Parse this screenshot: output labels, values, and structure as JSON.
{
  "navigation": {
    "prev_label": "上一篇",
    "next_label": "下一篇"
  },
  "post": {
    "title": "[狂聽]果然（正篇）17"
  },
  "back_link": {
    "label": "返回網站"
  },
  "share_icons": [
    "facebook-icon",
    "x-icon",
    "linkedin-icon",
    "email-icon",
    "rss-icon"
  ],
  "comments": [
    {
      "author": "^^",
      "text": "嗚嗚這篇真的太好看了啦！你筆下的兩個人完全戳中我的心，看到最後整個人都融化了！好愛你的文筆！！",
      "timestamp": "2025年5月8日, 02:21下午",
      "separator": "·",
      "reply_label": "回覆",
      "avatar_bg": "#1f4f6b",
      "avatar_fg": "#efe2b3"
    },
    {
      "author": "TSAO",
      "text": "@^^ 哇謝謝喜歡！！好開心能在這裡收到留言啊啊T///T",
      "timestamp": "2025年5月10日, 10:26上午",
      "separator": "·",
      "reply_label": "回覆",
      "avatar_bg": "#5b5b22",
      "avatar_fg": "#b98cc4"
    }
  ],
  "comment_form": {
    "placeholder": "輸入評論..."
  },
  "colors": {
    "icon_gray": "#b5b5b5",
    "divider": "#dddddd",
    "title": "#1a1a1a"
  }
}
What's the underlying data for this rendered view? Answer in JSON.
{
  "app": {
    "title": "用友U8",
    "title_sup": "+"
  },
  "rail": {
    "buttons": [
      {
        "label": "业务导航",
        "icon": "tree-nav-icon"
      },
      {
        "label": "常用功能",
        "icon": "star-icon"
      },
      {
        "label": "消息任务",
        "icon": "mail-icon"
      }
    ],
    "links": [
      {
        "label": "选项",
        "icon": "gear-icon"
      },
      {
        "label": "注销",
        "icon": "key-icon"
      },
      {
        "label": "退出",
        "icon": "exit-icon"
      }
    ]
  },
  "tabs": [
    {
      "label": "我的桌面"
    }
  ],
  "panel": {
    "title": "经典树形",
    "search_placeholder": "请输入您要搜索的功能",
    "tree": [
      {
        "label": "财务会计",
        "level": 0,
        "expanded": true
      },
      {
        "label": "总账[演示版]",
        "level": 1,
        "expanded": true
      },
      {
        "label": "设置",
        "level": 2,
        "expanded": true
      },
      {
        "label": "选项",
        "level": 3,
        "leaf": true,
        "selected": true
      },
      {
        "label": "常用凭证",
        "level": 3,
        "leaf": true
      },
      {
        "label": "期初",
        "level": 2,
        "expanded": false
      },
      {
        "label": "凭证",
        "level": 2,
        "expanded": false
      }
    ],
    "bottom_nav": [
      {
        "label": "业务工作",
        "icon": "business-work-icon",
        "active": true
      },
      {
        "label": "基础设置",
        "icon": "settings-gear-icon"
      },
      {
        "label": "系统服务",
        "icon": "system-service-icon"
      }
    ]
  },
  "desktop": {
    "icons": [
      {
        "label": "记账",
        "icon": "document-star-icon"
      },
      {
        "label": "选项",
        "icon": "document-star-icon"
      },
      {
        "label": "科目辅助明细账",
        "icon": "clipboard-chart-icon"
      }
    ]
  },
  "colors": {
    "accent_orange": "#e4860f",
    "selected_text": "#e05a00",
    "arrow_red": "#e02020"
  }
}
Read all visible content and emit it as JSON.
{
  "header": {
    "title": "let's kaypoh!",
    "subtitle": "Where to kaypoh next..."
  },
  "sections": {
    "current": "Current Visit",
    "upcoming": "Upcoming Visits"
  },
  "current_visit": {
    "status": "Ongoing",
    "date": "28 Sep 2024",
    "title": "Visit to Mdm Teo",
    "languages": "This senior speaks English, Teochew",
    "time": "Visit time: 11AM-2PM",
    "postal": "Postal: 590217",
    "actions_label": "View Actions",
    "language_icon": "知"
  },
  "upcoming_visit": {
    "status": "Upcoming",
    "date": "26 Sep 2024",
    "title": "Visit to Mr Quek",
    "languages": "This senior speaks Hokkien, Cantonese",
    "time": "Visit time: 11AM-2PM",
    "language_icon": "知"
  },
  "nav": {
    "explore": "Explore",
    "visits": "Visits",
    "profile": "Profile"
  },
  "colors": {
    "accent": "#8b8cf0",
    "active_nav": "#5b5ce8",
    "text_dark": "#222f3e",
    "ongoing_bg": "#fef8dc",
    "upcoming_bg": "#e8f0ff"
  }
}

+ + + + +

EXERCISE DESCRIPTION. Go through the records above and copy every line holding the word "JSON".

EXERCISE SOLUTION.
Parse this screenshot: output labels, values, and structure as JSON.
What's the underlying data for this rendered view? Answer in JSON.
Read all visible content and emit it as JSON.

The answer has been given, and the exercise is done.